**Work instructions**
Across the listing that follows, work out how many lines carry the string "contact". Provide that number and nothing else.
BEGIN Records provided
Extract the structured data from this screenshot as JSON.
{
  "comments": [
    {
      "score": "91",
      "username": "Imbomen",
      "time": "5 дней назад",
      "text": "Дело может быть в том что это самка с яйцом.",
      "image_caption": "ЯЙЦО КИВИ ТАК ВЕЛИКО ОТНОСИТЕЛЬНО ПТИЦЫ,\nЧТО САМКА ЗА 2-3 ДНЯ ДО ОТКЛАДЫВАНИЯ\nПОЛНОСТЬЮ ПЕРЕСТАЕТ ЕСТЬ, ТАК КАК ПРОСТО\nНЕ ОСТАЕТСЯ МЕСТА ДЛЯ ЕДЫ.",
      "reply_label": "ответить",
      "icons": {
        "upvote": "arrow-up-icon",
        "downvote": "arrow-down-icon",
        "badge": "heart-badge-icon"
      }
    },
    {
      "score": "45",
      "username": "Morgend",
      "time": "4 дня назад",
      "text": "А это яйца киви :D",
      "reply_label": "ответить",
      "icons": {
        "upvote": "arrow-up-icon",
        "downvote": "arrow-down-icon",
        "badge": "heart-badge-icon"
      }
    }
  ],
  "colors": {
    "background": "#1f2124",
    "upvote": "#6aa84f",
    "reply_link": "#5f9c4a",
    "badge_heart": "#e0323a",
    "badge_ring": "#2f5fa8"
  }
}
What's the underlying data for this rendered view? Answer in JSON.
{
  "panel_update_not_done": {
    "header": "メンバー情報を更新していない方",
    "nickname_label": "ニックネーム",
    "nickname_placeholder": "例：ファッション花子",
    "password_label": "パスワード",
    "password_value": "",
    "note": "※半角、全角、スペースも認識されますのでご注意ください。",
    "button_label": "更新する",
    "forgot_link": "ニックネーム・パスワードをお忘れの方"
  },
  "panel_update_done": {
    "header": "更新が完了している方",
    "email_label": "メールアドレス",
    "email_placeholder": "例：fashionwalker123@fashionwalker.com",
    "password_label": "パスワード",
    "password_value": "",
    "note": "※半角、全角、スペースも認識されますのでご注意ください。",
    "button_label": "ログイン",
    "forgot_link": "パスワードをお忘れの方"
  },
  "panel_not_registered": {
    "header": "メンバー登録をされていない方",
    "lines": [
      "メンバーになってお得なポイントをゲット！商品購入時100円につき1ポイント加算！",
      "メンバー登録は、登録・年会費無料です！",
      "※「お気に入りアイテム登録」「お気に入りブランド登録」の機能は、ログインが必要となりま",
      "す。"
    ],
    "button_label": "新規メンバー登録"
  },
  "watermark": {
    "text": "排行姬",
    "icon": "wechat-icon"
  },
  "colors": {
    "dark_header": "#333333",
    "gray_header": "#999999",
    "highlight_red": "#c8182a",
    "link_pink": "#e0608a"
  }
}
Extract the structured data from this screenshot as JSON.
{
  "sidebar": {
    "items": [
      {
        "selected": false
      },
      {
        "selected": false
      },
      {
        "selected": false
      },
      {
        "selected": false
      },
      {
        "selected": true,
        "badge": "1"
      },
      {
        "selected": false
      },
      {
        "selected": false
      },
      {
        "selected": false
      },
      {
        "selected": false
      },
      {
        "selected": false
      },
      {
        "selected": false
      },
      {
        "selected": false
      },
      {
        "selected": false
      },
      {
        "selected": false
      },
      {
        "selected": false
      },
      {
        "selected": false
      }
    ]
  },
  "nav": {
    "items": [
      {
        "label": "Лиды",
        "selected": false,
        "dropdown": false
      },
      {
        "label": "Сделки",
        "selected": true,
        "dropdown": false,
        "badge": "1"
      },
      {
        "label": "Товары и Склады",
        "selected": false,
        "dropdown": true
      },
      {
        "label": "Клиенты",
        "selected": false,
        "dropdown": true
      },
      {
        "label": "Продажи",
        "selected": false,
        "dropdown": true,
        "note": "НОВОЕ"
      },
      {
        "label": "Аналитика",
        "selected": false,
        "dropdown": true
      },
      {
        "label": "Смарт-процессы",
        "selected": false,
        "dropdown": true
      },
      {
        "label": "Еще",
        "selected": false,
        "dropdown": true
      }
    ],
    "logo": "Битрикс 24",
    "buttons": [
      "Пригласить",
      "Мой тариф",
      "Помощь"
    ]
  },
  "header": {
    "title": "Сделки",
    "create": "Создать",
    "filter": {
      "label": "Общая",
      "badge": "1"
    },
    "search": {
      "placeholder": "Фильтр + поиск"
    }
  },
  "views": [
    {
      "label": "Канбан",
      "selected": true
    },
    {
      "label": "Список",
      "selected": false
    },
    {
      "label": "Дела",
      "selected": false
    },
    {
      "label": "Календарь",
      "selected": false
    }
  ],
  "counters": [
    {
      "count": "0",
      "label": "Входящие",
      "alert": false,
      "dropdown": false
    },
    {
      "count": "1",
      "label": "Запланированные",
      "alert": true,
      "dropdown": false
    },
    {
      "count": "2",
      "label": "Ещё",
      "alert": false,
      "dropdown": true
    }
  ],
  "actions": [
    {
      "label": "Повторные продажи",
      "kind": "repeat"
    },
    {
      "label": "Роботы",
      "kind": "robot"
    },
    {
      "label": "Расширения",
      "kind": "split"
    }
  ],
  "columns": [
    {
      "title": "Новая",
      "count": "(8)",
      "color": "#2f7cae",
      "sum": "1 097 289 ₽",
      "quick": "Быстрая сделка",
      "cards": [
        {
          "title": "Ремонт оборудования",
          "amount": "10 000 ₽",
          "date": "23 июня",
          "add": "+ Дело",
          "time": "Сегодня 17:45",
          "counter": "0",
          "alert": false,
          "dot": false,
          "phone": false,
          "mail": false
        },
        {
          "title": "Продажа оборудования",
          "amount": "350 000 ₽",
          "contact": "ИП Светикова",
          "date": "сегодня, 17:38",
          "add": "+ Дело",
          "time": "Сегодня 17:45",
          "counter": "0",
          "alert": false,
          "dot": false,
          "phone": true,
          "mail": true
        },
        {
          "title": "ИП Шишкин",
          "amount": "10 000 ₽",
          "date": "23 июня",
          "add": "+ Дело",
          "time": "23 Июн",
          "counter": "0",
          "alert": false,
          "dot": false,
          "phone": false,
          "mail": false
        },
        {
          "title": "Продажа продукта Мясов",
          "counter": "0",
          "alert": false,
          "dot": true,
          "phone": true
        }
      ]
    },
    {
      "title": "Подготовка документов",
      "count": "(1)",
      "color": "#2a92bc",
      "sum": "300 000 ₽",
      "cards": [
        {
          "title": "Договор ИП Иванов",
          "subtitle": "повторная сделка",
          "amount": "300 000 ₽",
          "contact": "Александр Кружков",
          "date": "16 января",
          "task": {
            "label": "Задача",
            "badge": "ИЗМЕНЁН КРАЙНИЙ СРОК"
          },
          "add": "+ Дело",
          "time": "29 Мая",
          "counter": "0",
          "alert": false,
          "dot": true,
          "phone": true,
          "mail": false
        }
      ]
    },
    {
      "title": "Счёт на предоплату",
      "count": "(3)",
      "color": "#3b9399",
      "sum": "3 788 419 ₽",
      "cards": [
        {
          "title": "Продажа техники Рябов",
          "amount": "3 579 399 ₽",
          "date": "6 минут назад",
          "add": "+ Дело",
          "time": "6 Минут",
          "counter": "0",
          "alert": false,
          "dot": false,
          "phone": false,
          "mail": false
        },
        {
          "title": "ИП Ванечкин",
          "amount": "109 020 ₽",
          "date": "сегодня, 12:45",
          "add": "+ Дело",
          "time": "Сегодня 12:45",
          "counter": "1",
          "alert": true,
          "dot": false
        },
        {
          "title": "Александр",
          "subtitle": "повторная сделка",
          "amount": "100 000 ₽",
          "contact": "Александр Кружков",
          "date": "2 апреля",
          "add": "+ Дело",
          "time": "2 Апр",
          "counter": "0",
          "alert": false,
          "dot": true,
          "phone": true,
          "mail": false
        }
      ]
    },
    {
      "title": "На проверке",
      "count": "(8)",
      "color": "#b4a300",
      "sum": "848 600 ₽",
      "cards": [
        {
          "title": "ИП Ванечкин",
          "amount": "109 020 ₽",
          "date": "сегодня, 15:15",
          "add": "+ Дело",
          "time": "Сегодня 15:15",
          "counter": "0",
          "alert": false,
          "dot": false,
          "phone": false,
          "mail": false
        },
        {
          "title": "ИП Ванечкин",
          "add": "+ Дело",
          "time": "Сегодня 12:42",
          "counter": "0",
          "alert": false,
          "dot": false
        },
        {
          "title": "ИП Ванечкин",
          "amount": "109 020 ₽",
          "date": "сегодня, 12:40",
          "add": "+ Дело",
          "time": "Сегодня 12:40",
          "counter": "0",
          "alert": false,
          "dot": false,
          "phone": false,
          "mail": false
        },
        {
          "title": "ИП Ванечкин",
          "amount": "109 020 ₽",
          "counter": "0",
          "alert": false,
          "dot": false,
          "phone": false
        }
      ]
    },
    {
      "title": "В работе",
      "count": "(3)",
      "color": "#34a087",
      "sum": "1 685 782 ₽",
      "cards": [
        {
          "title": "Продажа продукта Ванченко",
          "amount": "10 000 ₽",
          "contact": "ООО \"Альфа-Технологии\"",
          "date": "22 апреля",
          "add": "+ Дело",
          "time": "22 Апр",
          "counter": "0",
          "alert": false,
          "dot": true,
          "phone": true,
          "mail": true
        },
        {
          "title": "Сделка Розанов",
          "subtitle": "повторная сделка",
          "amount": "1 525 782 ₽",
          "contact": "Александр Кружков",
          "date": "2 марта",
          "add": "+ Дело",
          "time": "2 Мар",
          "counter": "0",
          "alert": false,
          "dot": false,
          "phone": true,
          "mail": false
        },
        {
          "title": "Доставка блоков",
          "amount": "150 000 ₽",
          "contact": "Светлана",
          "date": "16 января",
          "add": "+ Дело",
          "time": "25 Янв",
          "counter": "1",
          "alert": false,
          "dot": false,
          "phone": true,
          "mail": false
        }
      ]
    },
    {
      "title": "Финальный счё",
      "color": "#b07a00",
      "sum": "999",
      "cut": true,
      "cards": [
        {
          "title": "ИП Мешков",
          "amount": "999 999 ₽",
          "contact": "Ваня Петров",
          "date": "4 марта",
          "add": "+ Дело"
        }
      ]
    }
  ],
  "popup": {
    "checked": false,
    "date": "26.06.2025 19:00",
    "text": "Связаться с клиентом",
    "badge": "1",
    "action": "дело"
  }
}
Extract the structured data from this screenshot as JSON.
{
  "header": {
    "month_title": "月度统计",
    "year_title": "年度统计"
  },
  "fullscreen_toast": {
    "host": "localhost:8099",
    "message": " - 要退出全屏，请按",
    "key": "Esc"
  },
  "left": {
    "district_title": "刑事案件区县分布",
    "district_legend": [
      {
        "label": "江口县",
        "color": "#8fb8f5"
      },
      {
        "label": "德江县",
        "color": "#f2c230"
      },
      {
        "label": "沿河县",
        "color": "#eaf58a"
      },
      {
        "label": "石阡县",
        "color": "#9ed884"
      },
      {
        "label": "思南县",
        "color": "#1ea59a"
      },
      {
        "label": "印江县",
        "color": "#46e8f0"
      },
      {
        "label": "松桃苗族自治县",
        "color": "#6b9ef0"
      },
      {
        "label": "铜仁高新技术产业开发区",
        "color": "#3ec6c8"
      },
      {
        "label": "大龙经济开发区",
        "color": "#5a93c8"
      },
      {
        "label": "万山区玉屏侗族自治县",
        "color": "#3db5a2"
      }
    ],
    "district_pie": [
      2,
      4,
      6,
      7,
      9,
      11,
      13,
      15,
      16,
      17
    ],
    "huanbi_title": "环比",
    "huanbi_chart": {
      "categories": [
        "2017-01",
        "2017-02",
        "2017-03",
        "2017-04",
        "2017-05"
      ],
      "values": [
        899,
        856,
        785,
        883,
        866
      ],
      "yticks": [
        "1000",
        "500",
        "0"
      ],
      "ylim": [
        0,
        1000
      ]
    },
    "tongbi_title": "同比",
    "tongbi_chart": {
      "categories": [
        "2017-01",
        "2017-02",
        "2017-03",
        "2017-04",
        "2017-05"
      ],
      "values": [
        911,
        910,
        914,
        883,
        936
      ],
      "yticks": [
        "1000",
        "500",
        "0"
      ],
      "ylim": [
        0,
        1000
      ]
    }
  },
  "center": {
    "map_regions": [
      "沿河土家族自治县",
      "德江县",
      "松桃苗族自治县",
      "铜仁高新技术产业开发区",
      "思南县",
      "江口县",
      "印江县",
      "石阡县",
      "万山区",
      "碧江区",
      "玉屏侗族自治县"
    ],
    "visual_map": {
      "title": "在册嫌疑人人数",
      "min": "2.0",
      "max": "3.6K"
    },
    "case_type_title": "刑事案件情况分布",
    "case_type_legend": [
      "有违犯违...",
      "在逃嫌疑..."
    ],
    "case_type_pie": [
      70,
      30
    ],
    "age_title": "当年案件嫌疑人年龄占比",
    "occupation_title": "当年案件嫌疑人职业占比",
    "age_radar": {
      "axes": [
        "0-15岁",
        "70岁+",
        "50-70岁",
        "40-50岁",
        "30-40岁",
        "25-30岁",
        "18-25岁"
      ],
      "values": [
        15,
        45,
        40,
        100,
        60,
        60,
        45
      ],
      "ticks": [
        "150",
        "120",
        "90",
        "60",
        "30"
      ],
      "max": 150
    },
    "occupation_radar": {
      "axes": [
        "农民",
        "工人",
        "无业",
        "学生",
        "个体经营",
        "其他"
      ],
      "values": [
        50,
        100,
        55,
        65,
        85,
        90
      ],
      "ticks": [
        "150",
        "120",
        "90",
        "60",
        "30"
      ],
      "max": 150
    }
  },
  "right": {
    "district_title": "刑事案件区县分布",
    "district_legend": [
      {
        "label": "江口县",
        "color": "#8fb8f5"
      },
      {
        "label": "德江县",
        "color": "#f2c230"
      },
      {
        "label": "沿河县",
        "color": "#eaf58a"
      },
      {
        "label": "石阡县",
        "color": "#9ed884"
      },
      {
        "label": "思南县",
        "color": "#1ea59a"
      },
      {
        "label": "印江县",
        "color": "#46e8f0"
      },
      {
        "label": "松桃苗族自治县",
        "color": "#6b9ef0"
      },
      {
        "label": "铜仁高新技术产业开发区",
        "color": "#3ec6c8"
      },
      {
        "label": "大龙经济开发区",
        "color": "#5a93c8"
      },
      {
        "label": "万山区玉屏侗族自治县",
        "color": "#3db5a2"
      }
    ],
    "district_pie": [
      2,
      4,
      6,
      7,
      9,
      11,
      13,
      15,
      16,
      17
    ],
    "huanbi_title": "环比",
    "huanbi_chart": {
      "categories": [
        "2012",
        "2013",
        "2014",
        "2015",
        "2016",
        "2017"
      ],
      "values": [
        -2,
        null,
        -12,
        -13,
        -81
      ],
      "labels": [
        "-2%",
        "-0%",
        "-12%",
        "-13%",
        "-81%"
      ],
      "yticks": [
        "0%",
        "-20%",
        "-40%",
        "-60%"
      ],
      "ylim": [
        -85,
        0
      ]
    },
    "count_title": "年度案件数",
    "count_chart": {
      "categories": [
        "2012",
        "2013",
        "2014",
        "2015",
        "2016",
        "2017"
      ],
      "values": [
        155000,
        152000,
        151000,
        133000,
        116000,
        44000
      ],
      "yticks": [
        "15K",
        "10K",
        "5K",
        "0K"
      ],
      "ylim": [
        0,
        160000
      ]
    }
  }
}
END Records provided
**Task answer**
7